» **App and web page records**
________________________________________
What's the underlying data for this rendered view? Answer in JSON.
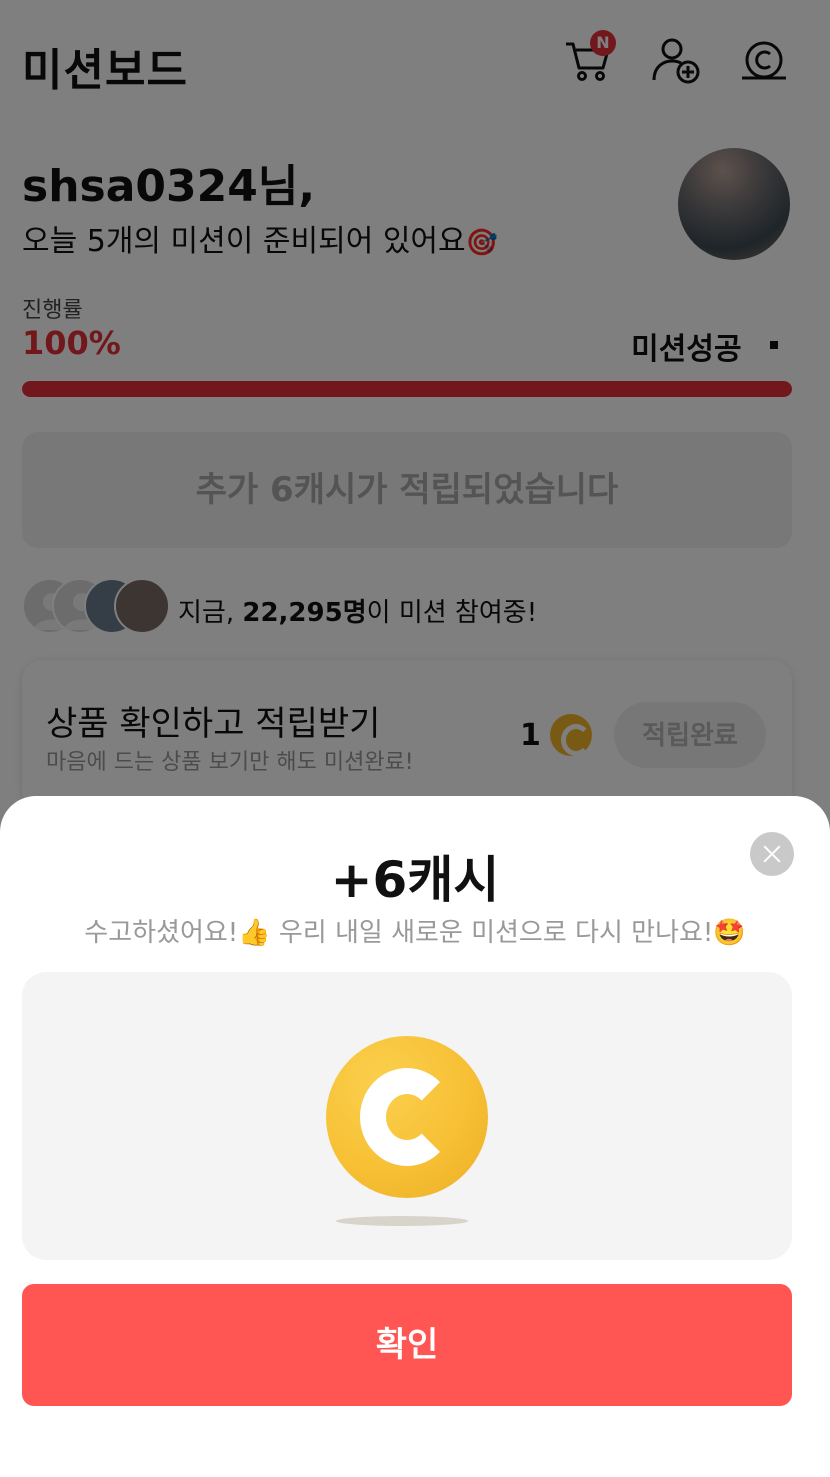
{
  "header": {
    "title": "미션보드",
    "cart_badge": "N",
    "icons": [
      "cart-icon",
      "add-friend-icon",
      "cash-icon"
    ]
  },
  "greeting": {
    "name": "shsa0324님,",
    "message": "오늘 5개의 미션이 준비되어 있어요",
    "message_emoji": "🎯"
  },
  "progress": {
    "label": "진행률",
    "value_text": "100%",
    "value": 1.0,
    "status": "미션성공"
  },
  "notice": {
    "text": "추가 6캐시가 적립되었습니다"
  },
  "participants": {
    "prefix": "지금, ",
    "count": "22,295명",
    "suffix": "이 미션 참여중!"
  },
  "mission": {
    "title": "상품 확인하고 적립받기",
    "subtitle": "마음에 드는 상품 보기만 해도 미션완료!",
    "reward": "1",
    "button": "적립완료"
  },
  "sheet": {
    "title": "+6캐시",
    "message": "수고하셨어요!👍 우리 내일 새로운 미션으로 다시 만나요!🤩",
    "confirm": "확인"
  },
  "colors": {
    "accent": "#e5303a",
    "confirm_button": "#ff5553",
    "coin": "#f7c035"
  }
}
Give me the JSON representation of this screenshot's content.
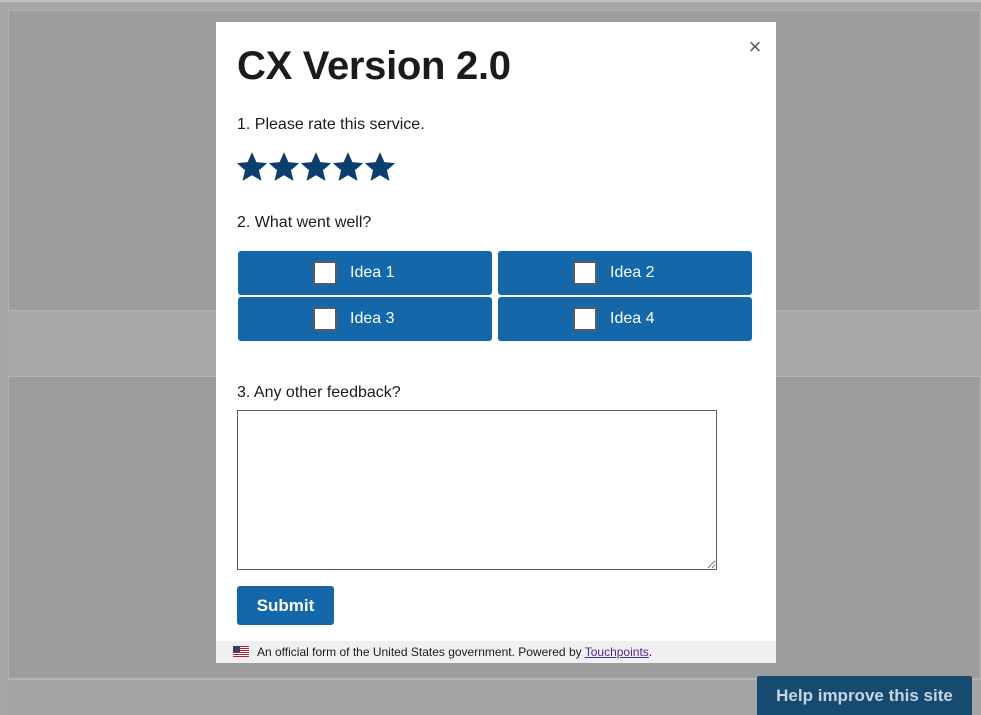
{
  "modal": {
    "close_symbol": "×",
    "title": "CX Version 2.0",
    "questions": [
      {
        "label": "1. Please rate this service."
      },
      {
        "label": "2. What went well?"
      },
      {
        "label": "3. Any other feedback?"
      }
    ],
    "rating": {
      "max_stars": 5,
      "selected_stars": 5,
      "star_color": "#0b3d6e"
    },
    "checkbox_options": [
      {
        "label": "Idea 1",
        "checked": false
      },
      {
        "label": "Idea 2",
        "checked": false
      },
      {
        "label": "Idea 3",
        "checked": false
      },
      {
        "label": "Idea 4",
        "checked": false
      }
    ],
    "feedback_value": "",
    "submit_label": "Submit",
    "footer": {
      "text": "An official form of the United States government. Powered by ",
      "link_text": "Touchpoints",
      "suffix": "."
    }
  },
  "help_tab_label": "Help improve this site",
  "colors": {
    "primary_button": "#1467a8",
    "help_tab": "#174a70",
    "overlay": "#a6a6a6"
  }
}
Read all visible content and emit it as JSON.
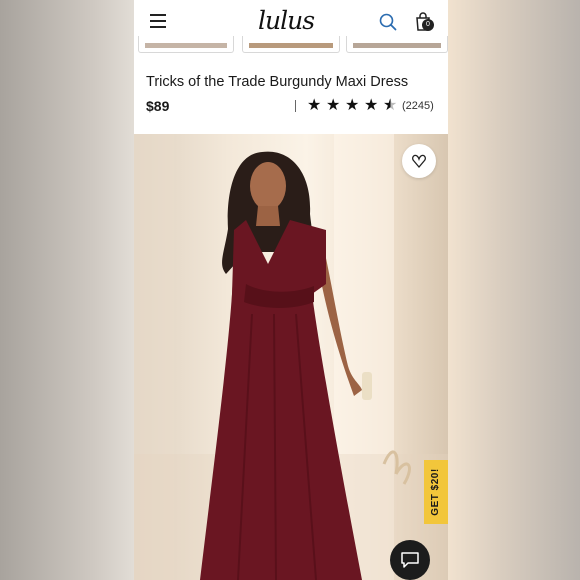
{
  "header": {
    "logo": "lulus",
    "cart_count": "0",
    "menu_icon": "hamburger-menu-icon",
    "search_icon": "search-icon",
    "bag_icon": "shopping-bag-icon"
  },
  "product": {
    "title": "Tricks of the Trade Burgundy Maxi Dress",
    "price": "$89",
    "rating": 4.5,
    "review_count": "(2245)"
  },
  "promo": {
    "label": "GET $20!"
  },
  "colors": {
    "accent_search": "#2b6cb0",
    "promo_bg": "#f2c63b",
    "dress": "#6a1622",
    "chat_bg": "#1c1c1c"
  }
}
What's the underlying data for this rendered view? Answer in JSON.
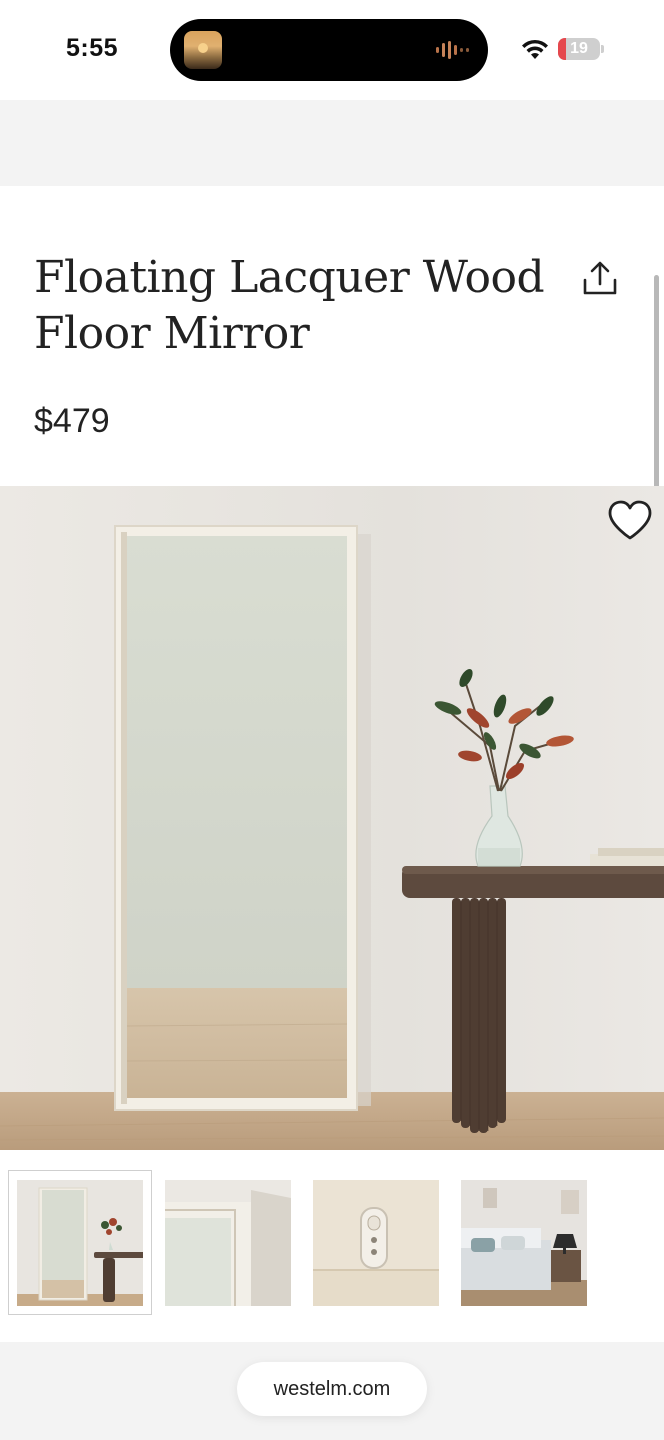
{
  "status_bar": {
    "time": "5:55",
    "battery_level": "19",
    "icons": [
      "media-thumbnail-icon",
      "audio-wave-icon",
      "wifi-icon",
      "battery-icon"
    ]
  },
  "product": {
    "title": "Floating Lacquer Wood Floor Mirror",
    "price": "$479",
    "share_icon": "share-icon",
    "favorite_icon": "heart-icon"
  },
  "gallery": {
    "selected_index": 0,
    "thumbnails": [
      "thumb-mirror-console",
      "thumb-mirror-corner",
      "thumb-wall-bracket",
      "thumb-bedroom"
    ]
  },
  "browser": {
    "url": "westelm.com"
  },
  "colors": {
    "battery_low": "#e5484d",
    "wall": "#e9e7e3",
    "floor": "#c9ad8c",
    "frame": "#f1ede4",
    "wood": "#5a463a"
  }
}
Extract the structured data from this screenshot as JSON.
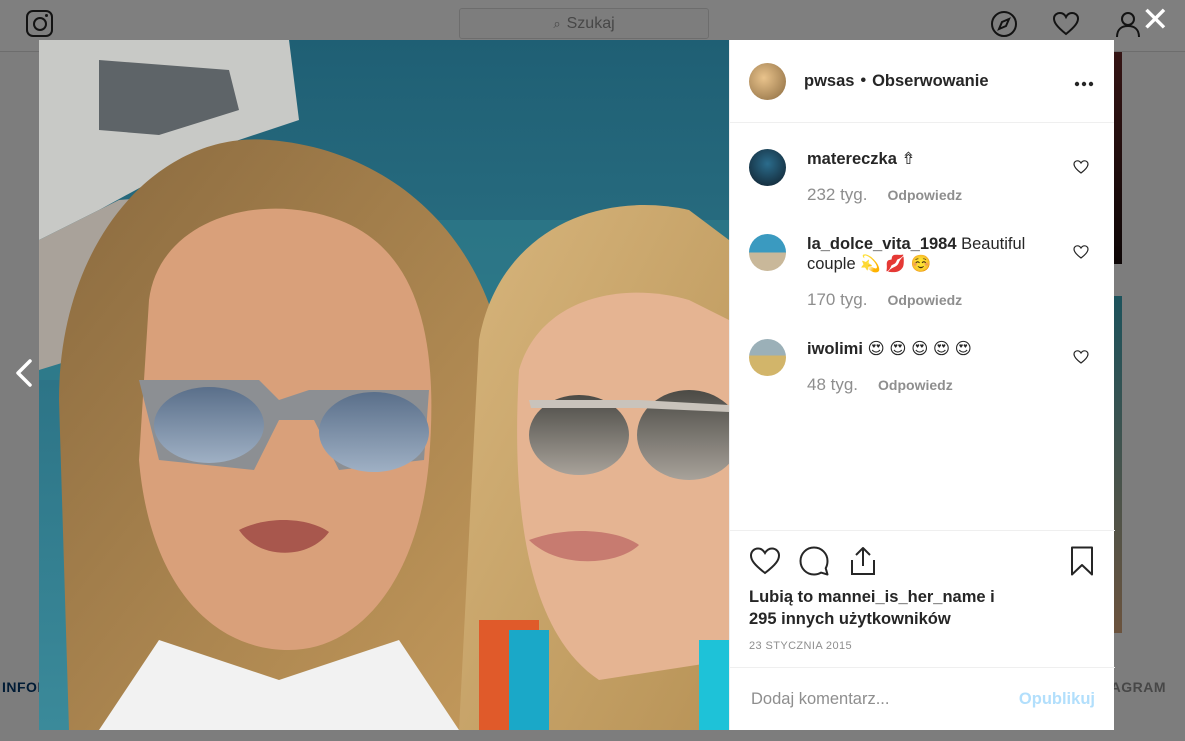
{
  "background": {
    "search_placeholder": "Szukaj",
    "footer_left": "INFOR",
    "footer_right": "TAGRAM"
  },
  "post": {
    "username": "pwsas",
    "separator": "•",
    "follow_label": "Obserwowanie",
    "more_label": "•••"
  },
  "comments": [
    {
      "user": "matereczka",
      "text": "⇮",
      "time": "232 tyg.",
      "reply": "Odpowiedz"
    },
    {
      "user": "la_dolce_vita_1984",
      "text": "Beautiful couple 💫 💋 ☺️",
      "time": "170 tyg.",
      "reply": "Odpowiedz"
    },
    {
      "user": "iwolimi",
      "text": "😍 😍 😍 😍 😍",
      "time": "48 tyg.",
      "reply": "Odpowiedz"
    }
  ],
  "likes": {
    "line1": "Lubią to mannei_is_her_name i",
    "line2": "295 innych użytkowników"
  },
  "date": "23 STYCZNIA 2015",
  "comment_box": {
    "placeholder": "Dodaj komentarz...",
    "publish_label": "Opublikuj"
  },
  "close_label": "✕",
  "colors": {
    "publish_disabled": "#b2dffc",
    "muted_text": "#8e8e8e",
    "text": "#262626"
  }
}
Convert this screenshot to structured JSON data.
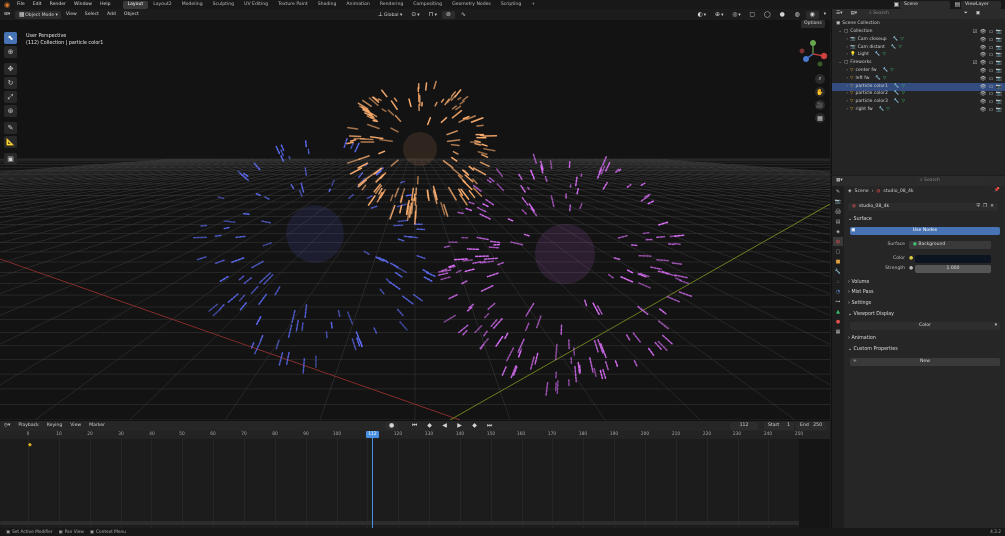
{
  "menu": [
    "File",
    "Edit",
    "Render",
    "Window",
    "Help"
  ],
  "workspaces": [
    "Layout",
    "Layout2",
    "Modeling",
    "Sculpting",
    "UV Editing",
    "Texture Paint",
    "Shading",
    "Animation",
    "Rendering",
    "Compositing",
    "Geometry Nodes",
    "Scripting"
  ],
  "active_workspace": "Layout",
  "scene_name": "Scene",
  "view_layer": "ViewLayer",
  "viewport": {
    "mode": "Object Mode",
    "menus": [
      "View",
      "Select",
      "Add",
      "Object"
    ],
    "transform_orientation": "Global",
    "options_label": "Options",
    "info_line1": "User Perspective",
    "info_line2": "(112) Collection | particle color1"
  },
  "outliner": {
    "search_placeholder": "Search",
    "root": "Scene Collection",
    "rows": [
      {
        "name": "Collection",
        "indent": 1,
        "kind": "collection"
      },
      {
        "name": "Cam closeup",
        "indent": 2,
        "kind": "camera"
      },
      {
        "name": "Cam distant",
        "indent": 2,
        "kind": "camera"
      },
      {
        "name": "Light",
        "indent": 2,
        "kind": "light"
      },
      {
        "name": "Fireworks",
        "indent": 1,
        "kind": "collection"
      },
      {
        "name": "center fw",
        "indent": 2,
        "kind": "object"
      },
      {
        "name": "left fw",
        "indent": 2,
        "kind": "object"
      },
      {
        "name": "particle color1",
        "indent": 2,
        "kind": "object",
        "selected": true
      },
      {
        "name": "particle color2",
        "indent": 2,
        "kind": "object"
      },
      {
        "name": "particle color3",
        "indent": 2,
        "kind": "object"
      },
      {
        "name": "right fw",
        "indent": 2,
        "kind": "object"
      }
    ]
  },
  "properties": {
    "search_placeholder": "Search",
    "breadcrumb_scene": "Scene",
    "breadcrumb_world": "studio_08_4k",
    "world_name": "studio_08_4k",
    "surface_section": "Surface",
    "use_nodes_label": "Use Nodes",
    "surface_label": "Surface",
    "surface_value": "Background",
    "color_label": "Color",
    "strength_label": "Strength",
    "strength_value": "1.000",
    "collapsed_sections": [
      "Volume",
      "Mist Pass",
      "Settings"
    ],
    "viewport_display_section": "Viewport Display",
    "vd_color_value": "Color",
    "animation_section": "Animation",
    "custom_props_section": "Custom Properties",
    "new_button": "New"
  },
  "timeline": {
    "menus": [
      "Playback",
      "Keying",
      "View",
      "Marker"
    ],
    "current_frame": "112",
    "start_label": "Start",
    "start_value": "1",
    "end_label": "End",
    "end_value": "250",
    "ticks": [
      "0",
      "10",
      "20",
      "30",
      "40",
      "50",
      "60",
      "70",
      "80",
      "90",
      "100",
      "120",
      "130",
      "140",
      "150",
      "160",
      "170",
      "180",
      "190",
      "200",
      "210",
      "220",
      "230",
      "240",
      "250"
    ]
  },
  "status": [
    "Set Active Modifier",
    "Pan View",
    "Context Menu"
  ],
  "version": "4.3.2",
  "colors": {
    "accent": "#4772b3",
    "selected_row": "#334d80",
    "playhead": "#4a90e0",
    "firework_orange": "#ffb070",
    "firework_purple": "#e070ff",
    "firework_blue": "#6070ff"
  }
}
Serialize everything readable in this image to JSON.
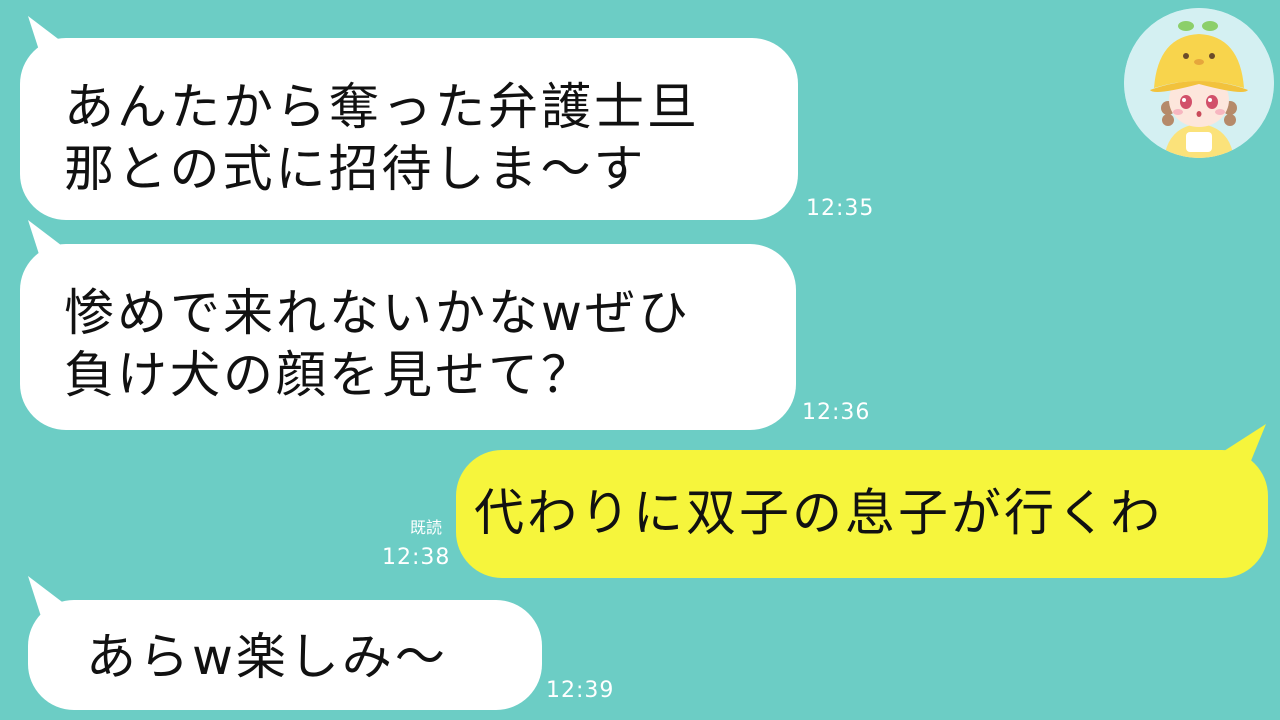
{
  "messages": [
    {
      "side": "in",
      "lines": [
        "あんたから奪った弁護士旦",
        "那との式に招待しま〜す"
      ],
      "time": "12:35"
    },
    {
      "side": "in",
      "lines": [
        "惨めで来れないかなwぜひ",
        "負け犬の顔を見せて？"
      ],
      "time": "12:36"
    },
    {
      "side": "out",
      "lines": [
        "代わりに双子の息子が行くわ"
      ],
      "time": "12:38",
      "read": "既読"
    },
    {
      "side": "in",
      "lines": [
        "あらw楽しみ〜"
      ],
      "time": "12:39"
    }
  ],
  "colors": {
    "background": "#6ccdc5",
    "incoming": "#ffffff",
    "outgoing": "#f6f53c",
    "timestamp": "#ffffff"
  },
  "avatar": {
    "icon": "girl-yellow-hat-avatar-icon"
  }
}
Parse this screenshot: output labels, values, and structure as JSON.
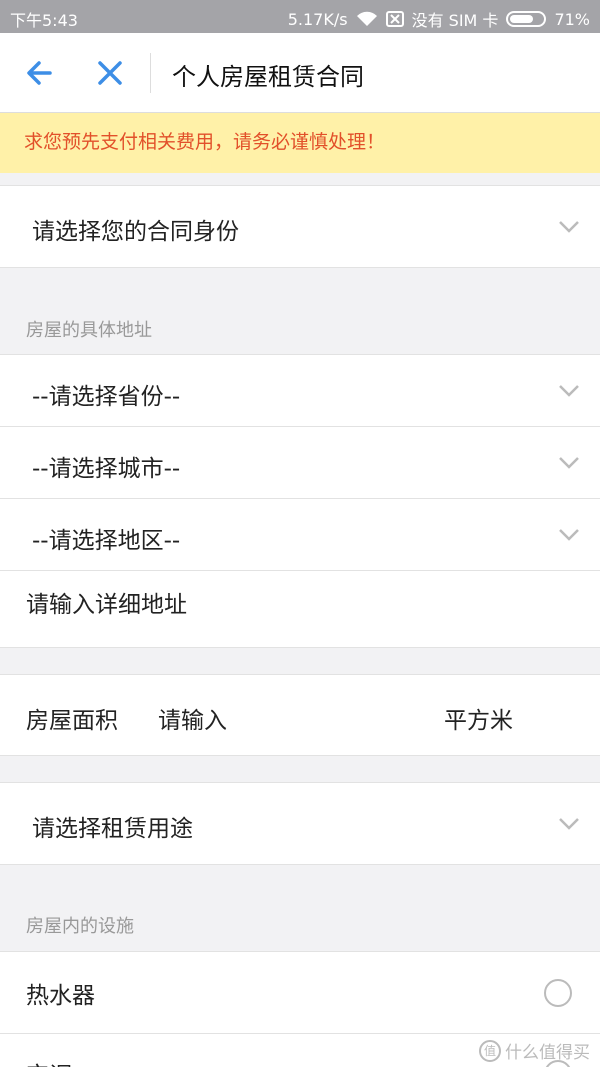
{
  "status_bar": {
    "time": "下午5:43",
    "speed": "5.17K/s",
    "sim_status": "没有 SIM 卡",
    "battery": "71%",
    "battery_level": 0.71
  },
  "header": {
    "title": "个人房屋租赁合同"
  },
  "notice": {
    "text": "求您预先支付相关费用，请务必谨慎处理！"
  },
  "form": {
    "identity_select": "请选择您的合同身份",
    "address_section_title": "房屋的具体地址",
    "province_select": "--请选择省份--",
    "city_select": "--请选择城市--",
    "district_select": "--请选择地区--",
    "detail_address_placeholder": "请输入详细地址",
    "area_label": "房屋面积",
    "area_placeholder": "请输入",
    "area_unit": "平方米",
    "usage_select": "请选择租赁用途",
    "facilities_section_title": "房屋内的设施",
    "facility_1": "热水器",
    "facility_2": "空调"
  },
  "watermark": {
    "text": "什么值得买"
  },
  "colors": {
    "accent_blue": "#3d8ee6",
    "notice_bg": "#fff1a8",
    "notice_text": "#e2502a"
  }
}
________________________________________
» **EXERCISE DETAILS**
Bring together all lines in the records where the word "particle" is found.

» **ANSWER TO THE PROBLEM**
    "info_line2": "(112) Collection | particle color1"
        "name": "particle color1",
        "name": "particle color2",
        "name": "particle color3",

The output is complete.